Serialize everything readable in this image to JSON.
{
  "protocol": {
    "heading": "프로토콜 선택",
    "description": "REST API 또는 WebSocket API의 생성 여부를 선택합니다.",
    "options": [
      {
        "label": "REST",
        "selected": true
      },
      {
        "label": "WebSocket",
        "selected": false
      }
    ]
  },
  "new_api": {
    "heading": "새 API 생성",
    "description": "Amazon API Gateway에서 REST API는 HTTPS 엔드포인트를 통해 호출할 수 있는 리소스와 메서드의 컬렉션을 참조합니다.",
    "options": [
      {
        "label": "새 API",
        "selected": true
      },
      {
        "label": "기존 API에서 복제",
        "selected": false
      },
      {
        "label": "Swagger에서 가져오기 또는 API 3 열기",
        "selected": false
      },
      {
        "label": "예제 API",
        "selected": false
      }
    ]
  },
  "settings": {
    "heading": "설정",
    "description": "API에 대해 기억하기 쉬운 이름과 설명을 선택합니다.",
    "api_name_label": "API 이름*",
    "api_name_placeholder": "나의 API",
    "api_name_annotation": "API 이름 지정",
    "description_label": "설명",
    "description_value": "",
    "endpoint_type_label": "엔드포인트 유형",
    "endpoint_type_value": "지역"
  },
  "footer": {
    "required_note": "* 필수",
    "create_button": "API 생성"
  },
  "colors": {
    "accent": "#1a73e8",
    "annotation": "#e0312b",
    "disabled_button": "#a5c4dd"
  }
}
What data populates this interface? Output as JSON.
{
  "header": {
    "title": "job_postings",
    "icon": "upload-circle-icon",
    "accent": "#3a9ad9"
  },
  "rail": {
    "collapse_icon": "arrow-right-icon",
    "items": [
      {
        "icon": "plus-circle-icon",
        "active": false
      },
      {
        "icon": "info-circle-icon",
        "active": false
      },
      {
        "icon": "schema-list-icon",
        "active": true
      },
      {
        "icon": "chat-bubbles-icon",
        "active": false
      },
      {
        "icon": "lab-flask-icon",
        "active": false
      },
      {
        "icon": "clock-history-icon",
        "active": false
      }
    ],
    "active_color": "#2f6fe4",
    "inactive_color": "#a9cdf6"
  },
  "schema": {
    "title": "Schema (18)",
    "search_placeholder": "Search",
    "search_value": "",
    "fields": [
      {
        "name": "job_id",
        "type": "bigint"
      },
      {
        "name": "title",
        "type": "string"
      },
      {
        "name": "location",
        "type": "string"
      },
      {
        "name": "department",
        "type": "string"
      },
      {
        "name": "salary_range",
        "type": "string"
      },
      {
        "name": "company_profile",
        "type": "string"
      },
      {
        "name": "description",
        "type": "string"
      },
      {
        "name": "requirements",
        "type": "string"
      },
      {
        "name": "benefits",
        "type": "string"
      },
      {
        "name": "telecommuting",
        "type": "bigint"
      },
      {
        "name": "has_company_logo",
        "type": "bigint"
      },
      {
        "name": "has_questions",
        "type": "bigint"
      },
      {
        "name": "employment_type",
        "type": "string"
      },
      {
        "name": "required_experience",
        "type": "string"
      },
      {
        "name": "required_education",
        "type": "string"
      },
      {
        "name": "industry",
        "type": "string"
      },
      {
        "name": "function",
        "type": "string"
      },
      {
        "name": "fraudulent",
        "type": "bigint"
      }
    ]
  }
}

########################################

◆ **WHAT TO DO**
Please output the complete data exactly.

◆ **YOUR SOLUTION**
Serialize everything readable in this image to JSON.
{
  "protocol": {
    "heading": "프로토콜 선택",
    "description": "REST API 또는 WebSocket API의 생성 여부를 선택합니다.",
    "options": [
      {
        "label": "REST",
        "selected": true
      },
      {
        "label": "WebSocket",
        "selected": false
      }
    ]
  },
  "new_api": {
    "heading": "새 API 생성",
    "description": "Amazon API Gateway에서 REST API는 HTTPS 엔드포인트를 통해 호출할 수 있는 리소스와 메서드의 컬렉션을 참조합니다.",
    "options": [
      {
        "label": "새 API",
        "selected": true
      },
      {
        "label": "기존 API에서 복제",
        "selected": false
      },
      {
        "label": "Swagger에서 가져오기 또는 API 3 열기",
        "selected": false
      },
      {
        "label": "예제 API",
        "selected": false
      }
    ]
  },
  "settings": {
    "heading": "설정",
    "description": "API에 대해 기억하기 쉬운 이름과 설명을 선택합니다.",
    "api_name_label": "API 이름*",
    "api_name_placeholder": "나의 API",
    "api_name_annotation": "API 이름 지정",
    "description_label": "설명",
    "description_value": "",
    "endpoint_type_label": "엔드포인트 유형",
    "endpoint_type_value": "지역"
  },
  "footer": {
    "required_note": "* 필수",
    "create_button": "API 생성"
  },
  "colors": {
    "accent": "#1a73e8",
    "annotation": "#e0312b",
    "disabled_button": "#a5c4dd"
  }
}
What data populates this interface? Output as JSON.
{
  "header": {
    "title": "job_postings",
    "icon": "upload-circle-icon",
    "accent": "#3a9ad9"
  },
  "rail": {
    "collapse_icon": "arrow-right-icon",
    "items": [
      {
        "icon": "plus-circle-icon",
        "active": false
      },
      {
        "icon": "info-circle-icon",
        "active": false
      },
      {
        "icon": "schema-list-icon",
        "active": true
      },
      {
        "icon": "chat-bubbles-icon",
        "active": false
      },
      {
        "icon": "lab-flask-icon",
        "active": false
      },
      {
        "icon": "clock-history-icon",
        "active": false
      }
    ],
    "active_color": "#2f6fe4",
    "inactive_color": "#a9cdf6"
  },
  "schema": {
    "title": "Schema (18)",
    "search_placeholder": "Search",
    "search_value": "",
    "fields": [
      {
        "name": "job_id",
        "type": "bigint"
      },
      {
        "name": "title",
        "type": "string"
      },
      {
        "name": "location",
        "type": "string"
      },
      {
        "name": "department",
        "type": "string"
      },
      {
        "name": "salary_range",
        "type": "string"
      },
      {
        "name": "company_profile",
        "type": "string"
      },
      {
        "name": "description",
        "type": "string"
      },
      {
        "name": "requirements",
        "type": "string"
      },
      {
        "name": "benefits",
        "type": "string"
      },
      {
        "name": "telecommuting",
        "type": "bigint"
      },
      {
        "name": "has_company_logo",
        "type": "bigint"
      },
      {
        "name": "has_questions",
        "type": "bigint"
      },
      {
        "name": "employment_type",
        "type": "string"
      },
      {
        "name": "required_experience",
        "type": "string"
      },
      {
        "name": "required_education",
        "type": "string"
      },
      {
        "name": "industry",
        "type": "string"
      },
      {
        "name": "function",
        "type": "string"
      },
      {
        "name": "fraudulent",
        "type": "bigint"
      }
    ]
  }
}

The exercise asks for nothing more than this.